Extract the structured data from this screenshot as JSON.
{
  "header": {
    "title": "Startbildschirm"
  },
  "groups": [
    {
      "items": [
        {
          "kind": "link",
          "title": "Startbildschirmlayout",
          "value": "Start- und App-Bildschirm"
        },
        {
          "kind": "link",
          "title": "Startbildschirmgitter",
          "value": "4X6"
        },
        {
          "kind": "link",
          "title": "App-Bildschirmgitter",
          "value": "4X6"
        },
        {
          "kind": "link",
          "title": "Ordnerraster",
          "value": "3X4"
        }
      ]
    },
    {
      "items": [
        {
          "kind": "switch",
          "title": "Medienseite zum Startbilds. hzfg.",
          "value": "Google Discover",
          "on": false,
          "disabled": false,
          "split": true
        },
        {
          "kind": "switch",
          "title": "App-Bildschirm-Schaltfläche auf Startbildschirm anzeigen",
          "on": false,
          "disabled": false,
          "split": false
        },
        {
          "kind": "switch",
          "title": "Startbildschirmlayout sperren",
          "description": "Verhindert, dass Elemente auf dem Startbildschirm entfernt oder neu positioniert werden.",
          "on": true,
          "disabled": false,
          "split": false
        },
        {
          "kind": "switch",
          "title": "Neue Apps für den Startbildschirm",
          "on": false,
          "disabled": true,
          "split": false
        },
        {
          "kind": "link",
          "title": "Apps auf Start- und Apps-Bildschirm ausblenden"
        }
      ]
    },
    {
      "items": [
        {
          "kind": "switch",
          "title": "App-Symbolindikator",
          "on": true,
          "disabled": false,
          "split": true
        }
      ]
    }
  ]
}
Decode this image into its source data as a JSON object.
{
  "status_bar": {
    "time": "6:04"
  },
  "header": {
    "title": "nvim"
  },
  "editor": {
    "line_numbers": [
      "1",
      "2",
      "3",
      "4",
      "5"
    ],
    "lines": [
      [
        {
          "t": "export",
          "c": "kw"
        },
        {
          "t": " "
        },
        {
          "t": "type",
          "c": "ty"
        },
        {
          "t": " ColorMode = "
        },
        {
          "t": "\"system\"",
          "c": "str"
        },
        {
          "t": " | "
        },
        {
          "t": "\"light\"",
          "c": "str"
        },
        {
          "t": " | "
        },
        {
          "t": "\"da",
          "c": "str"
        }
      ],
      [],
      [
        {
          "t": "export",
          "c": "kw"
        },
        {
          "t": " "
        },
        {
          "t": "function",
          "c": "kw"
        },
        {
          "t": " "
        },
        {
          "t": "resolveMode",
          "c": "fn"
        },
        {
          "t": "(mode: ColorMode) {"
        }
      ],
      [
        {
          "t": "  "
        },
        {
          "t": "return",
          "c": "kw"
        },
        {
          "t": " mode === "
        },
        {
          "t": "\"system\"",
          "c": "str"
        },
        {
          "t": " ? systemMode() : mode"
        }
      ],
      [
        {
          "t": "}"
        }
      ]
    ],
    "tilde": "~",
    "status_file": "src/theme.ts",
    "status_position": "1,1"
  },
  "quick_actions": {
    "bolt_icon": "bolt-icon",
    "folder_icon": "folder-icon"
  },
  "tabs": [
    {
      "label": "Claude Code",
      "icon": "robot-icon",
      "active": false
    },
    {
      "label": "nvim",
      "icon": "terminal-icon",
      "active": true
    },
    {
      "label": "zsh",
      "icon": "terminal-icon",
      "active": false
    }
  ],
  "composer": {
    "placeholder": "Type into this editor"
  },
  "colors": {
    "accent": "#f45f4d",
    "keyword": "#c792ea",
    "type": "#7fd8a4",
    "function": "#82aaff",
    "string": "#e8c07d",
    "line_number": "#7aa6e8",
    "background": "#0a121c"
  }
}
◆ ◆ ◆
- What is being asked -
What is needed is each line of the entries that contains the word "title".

- Result of the task -
    "title": "Startbildschirm"
          "title": "Startbildschirmlayout",
          "title": "Startbildschirmgitter",
          "title": "App-Bildschirmgitter",
          "title": "Ordnerraster",
          "title": "Medienseite zum Startbilds. hzfg.",
          "title": "App-Bildschirm-Schaltfläche auf Startbildschirm anzeigen",
          "title": "Startbildschirmlayout sperren",
          "title": "Neue Apps für den Startbildschirm",
          "title": "Apps auf Start- und Apps-Bildschirm ausblenden"
          "title": "App-Symbolindikator",
    "title": "nvim"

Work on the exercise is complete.